Gwen Mussert was a single mother with two young children. In those days there was little or no social welfare, so you either did what you had to do to take care of yourself and your family, or you sought charity from the Church or other such groups. Gwen Mussert was the kind who took care of her own. Gwen’s first source of income was from working on Gartside’s canning lines, which she supplemented by selling eggs from the roadside. Vegetables for the table came from her own garden, or what could be traded from the neighbouring market gardens.
At this time the disease Tuberculosis (TB) was a World-wide killer and Australia was not exempt. Gwen had a nursing background, and she somehow wrangled it that the nearby Heatherton Tuberculosis Sanatorium moved a small number of chronic patients to her care at her Dingley home. Unimaginable today! With government controls and regulation as it is such facilities are only within the reach of multi-million-dollar businesses. The income paid to her by the Health Department for caring for these poor young people kept the family afloat. Over time Gwen built a creditable reputation with the health authorities with patient survival ratings which ranked very favourably with the official sanatoria.
In the absence, then, of drugs to combat TB, Gwen’s nursing strategy was fresh air and good, solid food. Her patients got much of both. She fed up her young patients with copious quantities of old fashioned ‘stodge’ food and accommodated them in bungalows away from the household which were built so as to totally expose the patients to fresh air. Summer and Winter these ‘TBs’ endured total exposure to Mother Nature – and it worked, most recuperated.
Gwen’s housing of people afflicted with a disease that was contagious when in a confined environment did not go down well with many of the Musserts’ neighbours who lobbied hard for her to be closed down and the family cast out of the district. But Gwen Mussert was always up for a good fight, and her and her TB patients survived until the worst of the epidemic was over in the early 1950s.

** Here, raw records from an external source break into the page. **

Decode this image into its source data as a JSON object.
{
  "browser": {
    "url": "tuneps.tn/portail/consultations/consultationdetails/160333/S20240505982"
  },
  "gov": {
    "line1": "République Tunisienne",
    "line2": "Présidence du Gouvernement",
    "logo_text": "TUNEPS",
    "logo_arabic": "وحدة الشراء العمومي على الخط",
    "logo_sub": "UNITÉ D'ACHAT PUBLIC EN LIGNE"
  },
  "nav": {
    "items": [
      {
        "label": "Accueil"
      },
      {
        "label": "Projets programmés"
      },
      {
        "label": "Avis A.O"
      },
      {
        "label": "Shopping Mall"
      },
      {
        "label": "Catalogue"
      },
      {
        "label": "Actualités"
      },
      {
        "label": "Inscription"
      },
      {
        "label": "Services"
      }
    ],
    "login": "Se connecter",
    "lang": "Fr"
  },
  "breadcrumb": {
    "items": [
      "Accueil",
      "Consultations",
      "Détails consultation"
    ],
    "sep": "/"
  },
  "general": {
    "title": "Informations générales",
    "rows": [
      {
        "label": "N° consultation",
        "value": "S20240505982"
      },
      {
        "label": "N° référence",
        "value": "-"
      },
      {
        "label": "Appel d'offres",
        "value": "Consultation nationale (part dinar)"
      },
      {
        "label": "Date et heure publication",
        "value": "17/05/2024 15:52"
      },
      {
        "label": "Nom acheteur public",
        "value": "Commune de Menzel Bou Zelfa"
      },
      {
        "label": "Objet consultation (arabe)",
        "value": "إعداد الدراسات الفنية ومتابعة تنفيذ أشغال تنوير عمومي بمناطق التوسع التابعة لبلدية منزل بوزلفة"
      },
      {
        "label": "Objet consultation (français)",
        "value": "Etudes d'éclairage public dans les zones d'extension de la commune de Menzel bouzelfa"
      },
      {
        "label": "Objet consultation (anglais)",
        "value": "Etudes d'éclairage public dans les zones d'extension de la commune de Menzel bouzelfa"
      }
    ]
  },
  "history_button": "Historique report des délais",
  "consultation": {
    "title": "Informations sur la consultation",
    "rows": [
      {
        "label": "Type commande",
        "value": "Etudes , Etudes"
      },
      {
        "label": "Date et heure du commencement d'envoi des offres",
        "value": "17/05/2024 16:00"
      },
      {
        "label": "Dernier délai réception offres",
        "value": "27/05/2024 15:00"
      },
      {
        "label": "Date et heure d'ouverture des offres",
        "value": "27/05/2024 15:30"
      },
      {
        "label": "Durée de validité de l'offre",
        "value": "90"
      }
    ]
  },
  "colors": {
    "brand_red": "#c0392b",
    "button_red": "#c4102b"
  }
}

Contiguous with the TBs, Gwen gave over rooms in the family home to dependent elderly people; those who needed care, but either didn’t have family, or whose family couldn’t (wouldn’t) care for them. This was a time when care of the elderly was largely the realm of the charities, augmented by a few small private operators. Government controls were few, so the cost of regulation had not yet impacted. At the same time, the absence of regulation gave opportunity to unscrupulous practices, and the emergence of a well-run, ethical establishment was welcomed. Gwen never lacked for want of residents.
Merriegum in those early years was also a refuge for unmarried girls who found themselves pregnant. In the 50s and 60s, pregnancy outside marriage was a terrible stigma for young women. With or without their family’s support they would be packed off (anywhere) to remove them from the eyes of their community and from the shame which attached to the family. Lack of welfare support, and the hostility of society, meant that the girl had virtually no opportunity to keep her baby. Adoption was virtually forced – no matter whether or not that was the girl’s own personal preference. Merriegum gave them a refuge where they were not known, where they could go through their pregnancy, and then recuperate, before re-starting their lives.
In return, Merriegum had the benefit of their labour (during their early months) around the home. Exploitation? Or a mutually beneficial arrangement? Sufficient to say that Gwen Mussert maintained warm relations with many of these girls in later years so, hopefully, they didn’t feel too exploited. But without any doubt, for each one of these young people, this was a terrible, emotional, indeed heartbreaking, time for them. Just imagine, if you had to go in secret through a pregnancy, birth and the surrender of your child on your own, without the support and comfort of a loving family. And to then go home never to speak of it again.
Merriegum grew like topsy, with ugly additions added on to the original two bedroom farmhouse as the demand for its services grew. But, eventually, a new era of high-powered government regulation came to squeeze out the smaller private care provider. Gwen Mussert succumbed to her own advancing years, and to the pressure of regulation Merriegum closed and was bulldozed in the mid 1960s.
© 2020 Kingston Local History | Website by Weave
City of Kingston acknowledges the Kulin Nation as the custodians of the land on which the municipality is a part and pays respect to their Elders, past and present. Council is a member of the Inter Council Aboriginal Consultative Committee (ICACC).